BEGIN Given records

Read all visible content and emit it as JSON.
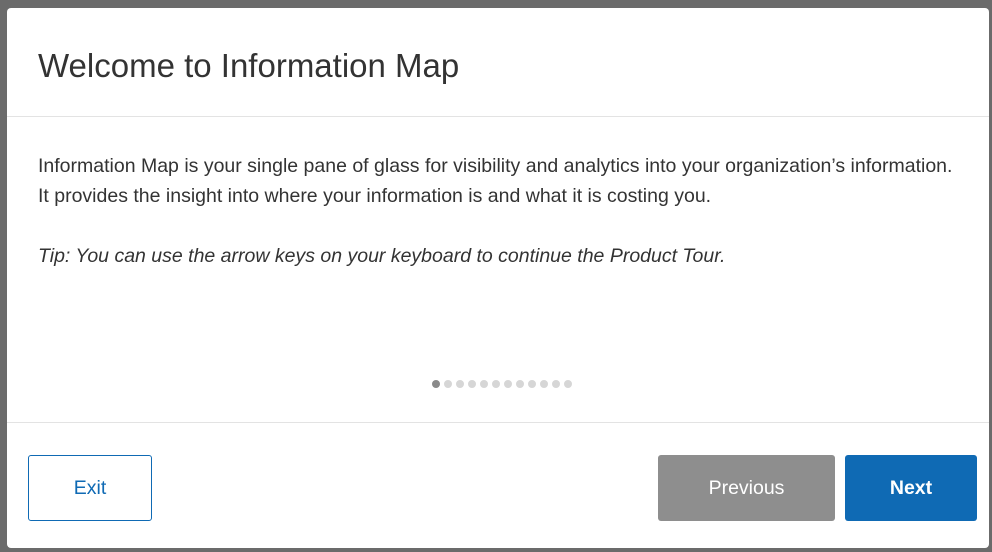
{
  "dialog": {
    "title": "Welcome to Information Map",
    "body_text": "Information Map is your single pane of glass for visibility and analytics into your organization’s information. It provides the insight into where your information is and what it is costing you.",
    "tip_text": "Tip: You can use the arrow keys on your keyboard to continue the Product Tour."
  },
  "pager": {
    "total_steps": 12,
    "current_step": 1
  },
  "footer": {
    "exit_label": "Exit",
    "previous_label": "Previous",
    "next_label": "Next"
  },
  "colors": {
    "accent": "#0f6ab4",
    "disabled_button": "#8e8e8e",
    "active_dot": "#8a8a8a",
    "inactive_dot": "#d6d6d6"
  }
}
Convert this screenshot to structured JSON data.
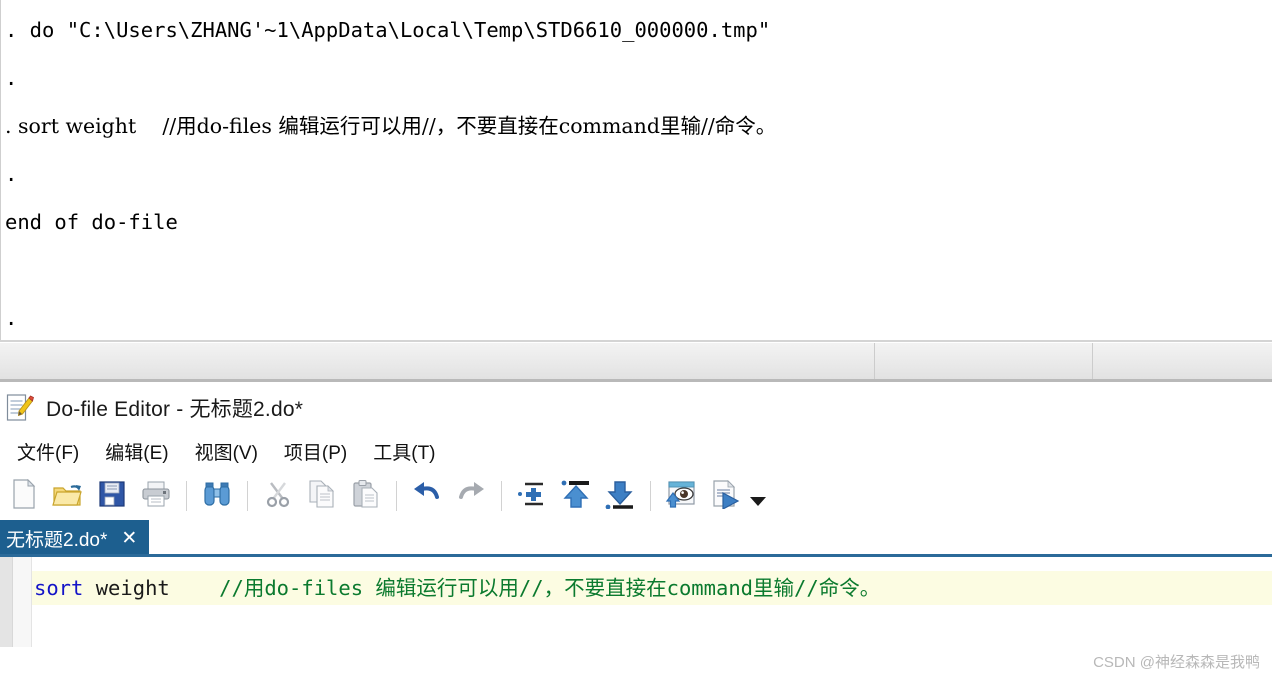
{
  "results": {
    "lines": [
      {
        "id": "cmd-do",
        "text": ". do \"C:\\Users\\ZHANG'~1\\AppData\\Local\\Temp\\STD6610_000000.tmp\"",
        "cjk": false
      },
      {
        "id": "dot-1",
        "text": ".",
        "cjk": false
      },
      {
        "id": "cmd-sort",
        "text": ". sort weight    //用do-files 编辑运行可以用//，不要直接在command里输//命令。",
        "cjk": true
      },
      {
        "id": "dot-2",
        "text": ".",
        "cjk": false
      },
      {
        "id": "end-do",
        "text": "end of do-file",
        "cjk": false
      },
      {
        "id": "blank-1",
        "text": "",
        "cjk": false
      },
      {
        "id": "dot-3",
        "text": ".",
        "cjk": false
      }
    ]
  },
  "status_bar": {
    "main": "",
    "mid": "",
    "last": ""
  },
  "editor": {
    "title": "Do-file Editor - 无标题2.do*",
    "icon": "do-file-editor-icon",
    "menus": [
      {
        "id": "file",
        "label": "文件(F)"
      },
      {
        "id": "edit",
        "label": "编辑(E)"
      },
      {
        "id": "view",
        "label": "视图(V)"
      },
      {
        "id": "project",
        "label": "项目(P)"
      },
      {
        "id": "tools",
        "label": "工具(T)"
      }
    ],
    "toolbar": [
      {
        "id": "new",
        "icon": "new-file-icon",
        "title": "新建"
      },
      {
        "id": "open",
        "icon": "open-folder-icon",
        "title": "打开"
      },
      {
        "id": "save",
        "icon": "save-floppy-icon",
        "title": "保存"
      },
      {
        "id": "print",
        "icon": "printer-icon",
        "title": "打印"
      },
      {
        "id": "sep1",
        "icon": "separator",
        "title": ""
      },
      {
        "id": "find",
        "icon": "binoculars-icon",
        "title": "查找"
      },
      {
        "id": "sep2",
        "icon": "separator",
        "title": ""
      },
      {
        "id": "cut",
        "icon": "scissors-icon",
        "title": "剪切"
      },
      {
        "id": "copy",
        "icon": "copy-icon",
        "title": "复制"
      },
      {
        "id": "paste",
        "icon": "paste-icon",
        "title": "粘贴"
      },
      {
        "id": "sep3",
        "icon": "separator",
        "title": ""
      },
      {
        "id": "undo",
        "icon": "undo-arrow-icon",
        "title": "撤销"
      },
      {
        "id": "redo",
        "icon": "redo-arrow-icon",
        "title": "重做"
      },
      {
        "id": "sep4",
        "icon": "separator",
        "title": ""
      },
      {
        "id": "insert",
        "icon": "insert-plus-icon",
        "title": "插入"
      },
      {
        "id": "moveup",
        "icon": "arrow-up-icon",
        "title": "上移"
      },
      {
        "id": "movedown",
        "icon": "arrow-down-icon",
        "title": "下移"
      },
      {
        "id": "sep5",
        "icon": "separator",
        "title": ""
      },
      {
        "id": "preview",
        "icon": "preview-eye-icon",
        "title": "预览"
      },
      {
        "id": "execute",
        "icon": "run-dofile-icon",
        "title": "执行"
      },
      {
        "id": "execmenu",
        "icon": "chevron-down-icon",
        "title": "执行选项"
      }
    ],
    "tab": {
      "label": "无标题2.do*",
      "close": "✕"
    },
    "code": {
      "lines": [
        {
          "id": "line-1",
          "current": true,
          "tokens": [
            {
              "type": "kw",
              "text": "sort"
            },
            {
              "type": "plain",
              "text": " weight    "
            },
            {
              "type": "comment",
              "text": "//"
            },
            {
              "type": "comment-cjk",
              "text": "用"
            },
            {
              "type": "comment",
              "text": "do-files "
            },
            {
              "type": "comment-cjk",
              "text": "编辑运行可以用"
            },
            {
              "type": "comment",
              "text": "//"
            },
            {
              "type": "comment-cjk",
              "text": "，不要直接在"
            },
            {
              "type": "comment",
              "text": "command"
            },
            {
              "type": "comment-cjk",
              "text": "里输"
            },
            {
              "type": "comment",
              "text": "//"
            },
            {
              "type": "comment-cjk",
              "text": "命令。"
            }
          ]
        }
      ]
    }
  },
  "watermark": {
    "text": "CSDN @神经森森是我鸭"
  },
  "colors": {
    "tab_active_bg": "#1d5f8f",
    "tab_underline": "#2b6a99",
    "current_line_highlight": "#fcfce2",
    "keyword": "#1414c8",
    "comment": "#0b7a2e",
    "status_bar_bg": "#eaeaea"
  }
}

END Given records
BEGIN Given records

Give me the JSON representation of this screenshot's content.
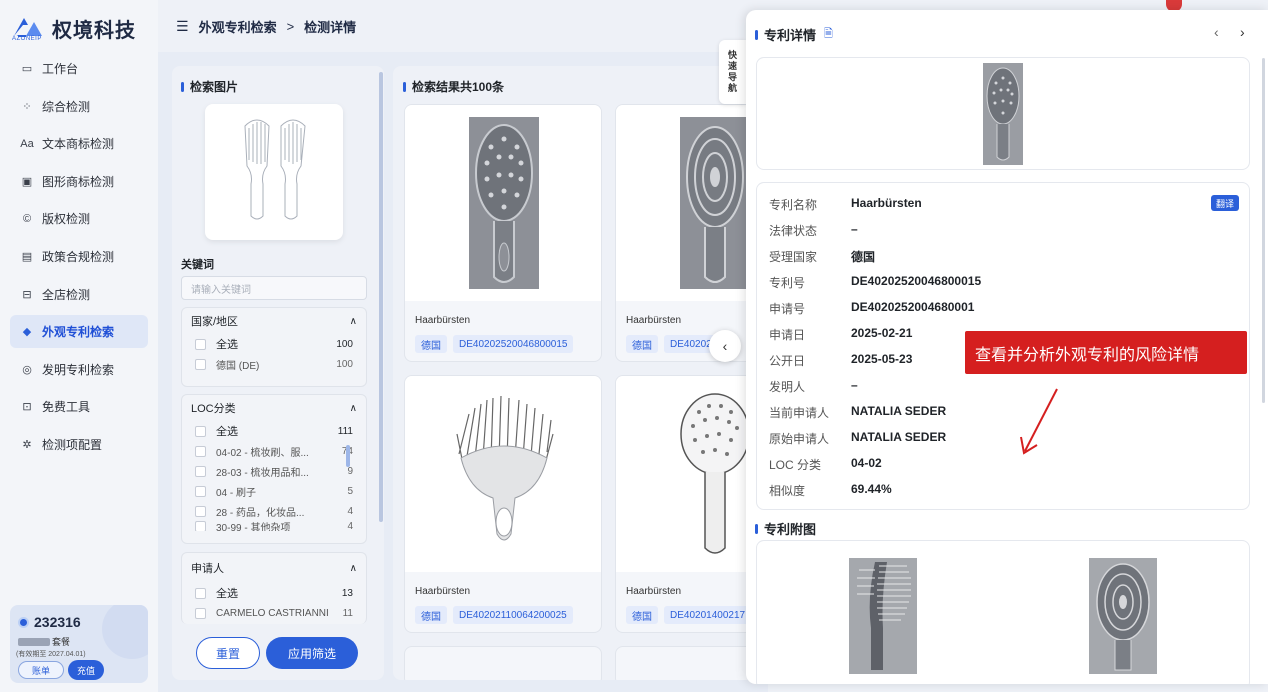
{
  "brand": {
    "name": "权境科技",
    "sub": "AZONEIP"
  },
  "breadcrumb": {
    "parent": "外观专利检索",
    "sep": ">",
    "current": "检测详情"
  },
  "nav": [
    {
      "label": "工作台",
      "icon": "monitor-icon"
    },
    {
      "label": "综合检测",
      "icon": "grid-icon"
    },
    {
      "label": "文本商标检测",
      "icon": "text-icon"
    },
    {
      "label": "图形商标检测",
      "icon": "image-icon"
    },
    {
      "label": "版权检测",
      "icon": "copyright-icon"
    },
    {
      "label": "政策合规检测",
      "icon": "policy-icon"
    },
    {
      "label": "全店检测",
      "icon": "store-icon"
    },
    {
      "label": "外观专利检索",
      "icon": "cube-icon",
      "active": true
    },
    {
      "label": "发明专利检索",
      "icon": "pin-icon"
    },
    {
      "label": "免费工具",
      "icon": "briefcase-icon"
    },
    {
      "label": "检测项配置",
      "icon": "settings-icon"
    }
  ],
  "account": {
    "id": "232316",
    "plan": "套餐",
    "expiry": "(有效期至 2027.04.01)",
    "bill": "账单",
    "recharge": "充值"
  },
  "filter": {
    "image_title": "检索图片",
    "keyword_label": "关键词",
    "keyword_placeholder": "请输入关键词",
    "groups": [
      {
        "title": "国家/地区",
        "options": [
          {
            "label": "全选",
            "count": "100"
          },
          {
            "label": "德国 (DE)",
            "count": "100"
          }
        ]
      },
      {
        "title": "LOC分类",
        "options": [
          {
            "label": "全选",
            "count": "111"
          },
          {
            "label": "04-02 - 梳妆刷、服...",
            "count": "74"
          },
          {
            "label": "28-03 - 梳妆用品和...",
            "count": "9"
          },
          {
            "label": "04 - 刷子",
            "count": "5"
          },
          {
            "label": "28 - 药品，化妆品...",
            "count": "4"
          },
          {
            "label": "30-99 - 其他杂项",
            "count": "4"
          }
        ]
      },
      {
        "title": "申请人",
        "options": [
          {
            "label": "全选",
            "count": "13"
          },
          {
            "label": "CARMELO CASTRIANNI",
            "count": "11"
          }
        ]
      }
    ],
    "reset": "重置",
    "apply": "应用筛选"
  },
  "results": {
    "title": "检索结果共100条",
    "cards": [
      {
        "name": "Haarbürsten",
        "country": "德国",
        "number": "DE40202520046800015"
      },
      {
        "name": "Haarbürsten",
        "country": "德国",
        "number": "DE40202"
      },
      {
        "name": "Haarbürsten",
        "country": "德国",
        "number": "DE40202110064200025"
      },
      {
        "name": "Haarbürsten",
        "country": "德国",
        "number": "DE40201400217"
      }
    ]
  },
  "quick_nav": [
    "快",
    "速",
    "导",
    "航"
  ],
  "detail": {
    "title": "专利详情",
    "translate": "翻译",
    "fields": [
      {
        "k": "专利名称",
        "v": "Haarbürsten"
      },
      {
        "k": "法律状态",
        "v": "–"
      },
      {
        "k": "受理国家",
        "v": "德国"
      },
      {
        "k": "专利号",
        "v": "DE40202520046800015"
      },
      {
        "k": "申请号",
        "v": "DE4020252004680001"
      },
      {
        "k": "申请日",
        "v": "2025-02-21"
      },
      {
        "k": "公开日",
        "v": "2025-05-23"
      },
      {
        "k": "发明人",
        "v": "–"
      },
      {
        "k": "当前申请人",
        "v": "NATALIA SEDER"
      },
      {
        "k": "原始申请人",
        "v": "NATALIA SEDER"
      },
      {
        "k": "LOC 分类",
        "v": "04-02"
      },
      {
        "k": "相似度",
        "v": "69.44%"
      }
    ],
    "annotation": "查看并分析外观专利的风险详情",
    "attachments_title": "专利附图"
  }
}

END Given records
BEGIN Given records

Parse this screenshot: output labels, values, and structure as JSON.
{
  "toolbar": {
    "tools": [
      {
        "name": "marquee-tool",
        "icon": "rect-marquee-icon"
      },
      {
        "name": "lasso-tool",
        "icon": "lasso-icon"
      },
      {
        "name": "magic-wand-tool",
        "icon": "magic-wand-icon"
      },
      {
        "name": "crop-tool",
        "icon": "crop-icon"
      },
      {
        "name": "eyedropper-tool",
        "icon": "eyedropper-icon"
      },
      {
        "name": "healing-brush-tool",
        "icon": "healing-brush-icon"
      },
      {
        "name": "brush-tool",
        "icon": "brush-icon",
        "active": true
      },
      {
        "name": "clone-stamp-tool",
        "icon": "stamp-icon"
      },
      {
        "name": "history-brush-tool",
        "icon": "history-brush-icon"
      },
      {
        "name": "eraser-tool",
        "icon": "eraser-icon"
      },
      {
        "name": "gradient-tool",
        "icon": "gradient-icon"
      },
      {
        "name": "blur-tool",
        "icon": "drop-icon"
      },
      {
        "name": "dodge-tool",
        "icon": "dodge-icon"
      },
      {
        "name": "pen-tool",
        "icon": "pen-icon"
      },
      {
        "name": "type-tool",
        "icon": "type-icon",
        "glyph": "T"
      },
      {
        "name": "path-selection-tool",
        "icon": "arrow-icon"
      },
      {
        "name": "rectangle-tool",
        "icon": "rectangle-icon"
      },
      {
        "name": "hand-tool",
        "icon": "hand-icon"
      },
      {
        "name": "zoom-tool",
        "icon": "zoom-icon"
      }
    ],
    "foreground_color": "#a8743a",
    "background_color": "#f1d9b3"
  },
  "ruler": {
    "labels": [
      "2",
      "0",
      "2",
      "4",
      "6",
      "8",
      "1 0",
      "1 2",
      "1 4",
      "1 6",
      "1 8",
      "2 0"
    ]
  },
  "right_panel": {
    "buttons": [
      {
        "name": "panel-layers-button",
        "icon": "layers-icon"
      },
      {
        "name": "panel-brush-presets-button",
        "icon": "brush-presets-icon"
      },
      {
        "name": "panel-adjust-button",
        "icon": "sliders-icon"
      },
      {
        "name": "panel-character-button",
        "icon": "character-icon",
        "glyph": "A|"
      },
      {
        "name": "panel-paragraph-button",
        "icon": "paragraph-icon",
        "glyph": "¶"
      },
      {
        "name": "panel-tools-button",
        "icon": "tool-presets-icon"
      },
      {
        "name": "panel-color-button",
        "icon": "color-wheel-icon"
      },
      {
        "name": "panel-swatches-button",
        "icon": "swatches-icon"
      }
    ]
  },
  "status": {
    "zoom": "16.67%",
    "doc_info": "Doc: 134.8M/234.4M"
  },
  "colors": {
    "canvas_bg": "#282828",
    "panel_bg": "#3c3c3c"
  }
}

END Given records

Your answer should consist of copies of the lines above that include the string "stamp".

=== Finished task ===
        "name": "clone-stamp-tool",
        "icon": "stamp-icon"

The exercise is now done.